(Dataset records)
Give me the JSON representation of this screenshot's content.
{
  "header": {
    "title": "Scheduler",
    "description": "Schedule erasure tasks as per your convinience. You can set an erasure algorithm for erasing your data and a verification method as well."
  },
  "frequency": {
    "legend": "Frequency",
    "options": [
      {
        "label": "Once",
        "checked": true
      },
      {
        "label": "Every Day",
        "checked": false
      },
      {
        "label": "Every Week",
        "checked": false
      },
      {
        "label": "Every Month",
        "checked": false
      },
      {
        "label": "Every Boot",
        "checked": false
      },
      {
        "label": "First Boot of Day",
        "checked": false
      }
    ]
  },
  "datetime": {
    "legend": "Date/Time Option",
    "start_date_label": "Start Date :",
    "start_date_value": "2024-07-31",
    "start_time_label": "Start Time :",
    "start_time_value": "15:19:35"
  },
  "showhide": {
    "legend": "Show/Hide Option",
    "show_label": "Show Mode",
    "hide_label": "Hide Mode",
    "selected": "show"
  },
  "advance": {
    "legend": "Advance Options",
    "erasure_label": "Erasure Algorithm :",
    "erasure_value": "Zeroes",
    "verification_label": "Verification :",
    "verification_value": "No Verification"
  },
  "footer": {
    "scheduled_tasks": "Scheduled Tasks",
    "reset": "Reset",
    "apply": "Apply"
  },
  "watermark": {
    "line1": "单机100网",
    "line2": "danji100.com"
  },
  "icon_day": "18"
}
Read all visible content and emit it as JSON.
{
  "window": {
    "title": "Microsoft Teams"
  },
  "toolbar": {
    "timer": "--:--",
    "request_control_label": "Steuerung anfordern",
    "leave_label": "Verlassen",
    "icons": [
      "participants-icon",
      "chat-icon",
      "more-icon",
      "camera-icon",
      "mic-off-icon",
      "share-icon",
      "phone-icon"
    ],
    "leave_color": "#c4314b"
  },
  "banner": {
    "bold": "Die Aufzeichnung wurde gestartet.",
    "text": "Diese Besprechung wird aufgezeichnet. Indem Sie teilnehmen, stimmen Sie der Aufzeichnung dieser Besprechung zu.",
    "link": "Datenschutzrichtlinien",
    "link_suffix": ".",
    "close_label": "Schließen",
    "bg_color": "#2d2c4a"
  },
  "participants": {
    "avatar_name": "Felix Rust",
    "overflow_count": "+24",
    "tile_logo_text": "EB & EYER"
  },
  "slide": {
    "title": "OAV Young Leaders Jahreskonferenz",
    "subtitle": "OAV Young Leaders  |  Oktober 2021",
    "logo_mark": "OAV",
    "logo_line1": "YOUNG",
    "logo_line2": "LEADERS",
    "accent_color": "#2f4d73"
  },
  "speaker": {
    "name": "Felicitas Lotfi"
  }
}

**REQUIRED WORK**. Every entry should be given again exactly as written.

**RESULT FOR THIS TASK**.
Give me the JSON representation of this screenshot's content.
{
  "header": {
    "title": "Scheduler",
    "description": "Schedule erasure tasks as per your convinience. You can set an erasure algorithm for erasing your data and a verification method as well."
  },
  "frequency": {
    "legend": "Frequency",
    "options": [
      {
        "label": "Once",
        "checked": true
      },
      {
        "label": "Every Day",
        "checked": false
      },
      {
        "label": "Every Week",
        "checked": false
      },
      {
        "label": "Every Month",
        "checked": false
      },
      {
        "label": "Every Boot",
        "checked": false
      },
      {
        "label": "First Boot of Day",
        "checked": false
      }
    ]
  },
  "datetime": {
    "legend": "Date/Time Option",
    "start_date_label": "Start Date :",
    "start_date_value": "2024-07-31",
    "start_time_label": "Start Time :",
    "start_time_value": "15:19:35"
  },
  "showhide": {
    "legend": "Show/Hide Option",
    "show_label": "Show Mode",
    "hide_label": "Hide Mode",
    "selected": "show"
  },
  "advance": {
    "legend": "Advance Options",
    "erasure_label": "Erasure Algorithm :",
    "erasure_value": "Zeroes",
    "verification_label": "Verification :",
    "verification_value": "No Verification"
  },
  "footer": {
    "scheduled_tasks": "Scheduled Tasks",
    "reset": "Reset",
    "apply": "Apply"
  },
  "watermark": {
    "line1": "单机100网",
    "line2": "danji100.com"
  },
  "icon_day": "18"
}
Read all visible content and emit it as JSON.
{
  "window": {
    "title": "Microsoft Teams"
  },
  "toolbar": {
    "timer": "--:--",
    "request_control_label": "Steuerung anfordern",
    "leave_label": "Verlassen",
    "icons": [
      "participants-icon",
      "chat-icon",
      "more-icon",
      "camera-icon",
      "mic-off-icon",
      "share-icon",
      "phone-icon"
    ],
    "leave_color": "#c4314b"
  },
  "banner": {
    "bold": "Die Aufzeichnung wurde gestartet.",
    "text": "Diese Besprechung wird aufgezeichnet. Indem Sie teilnehmen, stimmen Sie der Aufzeichnung dieser Besprechung zu.",
    "link": "Datenschutzrichtlinien",
    "link_suffix": ".",
    "close_label": "Schließen",
    "bg_color": "#2d2c4a"
  },
  "participants": {
    "avatar_name": "Felix Rust",
    "overflow_count": "+24",
    "tile_logo_text": "EB & EYER"
  },
  "slide": {
    "title": "OAV Young Leaders Jahreskonferenz",
    "subtitle": "OAV Young Leaders  |  Oktober 2021",
    "logo_mark": "OAV",
    "logo_line1": "YOUNG",
    "logo_line2": "LEADERS",
    "accent_color": "#2f4d73"
  },
  "speaker": {
    "name": "Felicitas Lotfi"
  }
}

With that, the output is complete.